Red Sox have intriguing decisions with Varitek, Wakefield
Here’s a tough question for the general manager of the Red Sox , whoever that is by the end of the week:
What do you do with Jason Varitek and Tim Wakefield?
Both have said they want to play next season and they want to play for the Red Sox. There are no indications that either player will make it easy on the team and announce his retirement. Decisions will have to be made.
Let’s take a look at the pros and cons for each player.
Pros: As backup catchers go, he’s about average at the plate. He had a .723 OPS in 68 games, which was better than what the Yankees got out of Francisco Cervelli (.719) in 43 games. He still calls a good game, he’s Josh Beckett’s security blanket, and teammates swear by him.
Cons: Varitek threw out only 12 of 85 base stealers. He also turns 40 in April, and though he is in tremendous shape, catchers that age are prone to breaking down. The next manager will not hold the same reverence for him that Terry Francona did. Assuming the Sox do not carry three catchers, he is blocking Ryan Lavarnway’s path.

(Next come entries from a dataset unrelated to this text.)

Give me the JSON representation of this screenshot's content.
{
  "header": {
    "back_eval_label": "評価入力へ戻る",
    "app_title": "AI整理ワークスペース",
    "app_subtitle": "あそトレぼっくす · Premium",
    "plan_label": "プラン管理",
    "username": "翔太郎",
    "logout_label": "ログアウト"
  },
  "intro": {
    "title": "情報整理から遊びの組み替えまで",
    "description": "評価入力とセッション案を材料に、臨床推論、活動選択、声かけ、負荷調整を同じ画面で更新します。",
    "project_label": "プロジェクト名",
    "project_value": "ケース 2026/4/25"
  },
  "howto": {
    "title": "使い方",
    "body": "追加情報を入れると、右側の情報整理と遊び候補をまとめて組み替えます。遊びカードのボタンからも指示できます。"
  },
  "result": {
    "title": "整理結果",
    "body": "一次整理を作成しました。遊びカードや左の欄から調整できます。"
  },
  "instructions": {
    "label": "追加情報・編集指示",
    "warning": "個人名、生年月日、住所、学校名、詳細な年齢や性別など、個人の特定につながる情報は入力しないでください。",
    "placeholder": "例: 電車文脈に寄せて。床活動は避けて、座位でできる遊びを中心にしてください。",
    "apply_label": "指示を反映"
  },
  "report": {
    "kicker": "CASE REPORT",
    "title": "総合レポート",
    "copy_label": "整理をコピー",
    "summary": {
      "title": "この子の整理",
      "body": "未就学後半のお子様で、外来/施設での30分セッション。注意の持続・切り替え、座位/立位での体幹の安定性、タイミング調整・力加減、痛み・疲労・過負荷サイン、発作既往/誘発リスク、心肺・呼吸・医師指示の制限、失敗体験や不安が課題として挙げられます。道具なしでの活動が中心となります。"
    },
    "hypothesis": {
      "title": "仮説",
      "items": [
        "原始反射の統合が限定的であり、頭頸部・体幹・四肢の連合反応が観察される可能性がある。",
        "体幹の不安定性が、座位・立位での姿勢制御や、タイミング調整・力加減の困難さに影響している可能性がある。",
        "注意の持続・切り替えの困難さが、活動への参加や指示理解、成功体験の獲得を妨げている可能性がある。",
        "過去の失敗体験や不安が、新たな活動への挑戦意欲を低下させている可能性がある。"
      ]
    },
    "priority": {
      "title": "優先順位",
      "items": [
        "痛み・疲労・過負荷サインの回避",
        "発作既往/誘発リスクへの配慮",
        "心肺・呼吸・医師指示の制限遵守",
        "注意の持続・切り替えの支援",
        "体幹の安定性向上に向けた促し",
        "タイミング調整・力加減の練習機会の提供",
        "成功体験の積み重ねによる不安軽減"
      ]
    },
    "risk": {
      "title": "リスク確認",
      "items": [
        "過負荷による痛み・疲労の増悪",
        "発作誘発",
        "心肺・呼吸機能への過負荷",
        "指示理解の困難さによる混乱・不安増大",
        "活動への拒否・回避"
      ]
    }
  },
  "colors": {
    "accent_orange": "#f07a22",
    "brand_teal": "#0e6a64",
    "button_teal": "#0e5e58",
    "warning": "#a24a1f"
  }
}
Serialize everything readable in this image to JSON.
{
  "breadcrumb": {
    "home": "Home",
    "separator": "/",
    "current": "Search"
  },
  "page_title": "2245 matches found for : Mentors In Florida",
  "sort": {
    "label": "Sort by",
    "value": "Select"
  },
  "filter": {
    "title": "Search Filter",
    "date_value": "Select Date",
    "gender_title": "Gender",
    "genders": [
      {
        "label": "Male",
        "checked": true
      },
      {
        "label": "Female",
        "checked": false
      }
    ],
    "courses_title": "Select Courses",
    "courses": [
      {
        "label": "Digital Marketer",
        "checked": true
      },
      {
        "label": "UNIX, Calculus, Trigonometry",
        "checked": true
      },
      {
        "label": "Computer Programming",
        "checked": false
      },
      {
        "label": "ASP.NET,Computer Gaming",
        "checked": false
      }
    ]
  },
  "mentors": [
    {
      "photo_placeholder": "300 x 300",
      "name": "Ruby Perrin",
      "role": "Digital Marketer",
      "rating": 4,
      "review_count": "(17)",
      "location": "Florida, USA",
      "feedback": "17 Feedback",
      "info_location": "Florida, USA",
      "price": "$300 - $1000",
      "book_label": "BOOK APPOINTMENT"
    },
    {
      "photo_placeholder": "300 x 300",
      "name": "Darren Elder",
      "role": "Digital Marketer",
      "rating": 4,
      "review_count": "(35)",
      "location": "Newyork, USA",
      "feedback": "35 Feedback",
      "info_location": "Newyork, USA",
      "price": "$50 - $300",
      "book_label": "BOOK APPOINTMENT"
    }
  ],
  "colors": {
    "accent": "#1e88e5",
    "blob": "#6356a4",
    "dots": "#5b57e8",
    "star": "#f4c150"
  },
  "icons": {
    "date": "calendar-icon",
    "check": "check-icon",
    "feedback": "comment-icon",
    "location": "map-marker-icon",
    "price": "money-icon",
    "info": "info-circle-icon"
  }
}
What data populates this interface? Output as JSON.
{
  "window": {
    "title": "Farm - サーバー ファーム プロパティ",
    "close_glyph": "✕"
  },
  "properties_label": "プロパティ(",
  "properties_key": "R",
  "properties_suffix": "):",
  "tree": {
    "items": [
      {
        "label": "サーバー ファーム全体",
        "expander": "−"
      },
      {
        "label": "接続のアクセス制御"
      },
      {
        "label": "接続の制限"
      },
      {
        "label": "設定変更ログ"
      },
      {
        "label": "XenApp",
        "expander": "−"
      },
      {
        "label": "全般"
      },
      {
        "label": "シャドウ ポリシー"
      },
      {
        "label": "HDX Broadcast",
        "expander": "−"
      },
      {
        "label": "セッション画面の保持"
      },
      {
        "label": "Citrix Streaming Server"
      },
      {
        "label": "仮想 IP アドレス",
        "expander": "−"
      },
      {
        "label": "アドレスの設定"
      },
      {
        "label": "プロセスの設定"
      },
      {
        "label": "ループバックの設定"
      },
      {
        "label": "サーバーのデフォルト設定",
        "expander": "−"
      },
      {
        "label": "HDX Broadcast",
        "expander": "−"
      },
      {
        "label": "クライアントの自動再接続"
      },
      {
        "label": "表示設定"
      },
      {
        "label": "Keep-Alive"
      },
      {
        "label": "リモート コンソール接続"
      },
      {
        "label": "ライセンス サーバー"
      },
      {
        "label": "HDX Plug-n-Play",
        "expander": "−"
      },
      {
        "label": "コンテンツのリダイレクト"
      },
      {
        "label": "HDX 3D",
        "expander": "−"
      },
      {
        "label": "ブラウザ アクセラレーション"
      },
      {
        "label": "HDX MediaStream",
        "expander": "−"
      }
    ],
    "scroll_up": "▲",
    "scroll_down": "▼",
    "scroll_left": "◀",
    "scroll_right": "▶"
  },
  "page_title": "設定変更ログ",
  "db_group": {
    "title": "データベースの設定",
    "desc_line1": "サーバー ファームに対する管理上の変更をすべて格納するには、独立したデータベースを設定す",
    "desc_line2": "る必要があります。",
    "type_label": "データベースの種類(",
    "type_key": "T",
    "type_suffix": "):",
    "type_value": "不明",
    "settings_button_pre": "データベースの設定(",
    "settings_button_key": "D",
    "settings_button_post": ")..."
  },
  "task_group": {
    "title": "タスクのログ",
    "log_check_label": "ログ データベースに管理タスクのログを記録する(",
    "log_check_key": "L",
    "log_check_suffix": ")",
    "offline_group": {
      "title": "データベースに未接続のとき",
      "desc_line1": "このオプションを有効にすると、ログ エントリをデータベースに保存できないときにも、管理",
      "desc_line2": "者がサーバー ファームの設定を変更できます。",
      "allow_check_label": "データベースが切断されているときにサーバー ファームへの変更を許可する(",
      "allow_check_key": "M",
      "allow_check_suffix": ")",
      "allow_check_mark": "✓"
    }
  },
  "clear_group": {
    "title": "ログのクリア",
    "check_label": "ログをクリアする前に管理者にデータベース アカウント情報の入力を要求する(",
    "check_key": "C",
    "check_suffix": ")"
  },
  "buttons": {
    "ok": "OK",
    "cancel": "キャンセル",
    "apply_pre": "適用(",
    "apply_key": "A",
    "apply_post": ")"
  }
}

Pros: He threw 154 2/3 innings and there is value in that. The Red Sox, believe it or not, were 12-11 in games he started. He has the ability to start a game at a moment’s notice and can throw 2-3 innings in relief during blowouts.
Cons: Wakefield had a 5.12 ERA and a 1.36 WHIP, so those innings weren’t particularly effective. He’s 45 and clearly wore down in games, giving up an .870 OPS in innings 4-6. His tortured pursuit of 200 victories became a drag on the team, something that his pursuit of the franchise career wins record could turn into.
Wakefield has been with the Red Sox for 17 seasons and Varitek for 15. These are guys who are active in the community and have made a lot of friends in Boston. Letting them go means severing longstanding emotional bonds.
From a baseball standpoint, they might seem like easy decisions. But the question to ask is whether the Sox can do better. Lavarnway would seem certain to produce more offensively, but is he ready for the challenge behind the plate? In Wakefield’s case, can the Sox find a reliever capable of making 10-15 starts if needed?
Only 45 pitchers in the American League threw more innings than Wakefield last season.
Prediction: The Sox keep Wakefield, or at least invite him to spring training with an incentive-laden deal. But with a new manger coming in and an apparent need for better leadership in the clubhouse, Varitek may be out of a job.
Peter Abraham can be reached at firstname.lastname@example.org.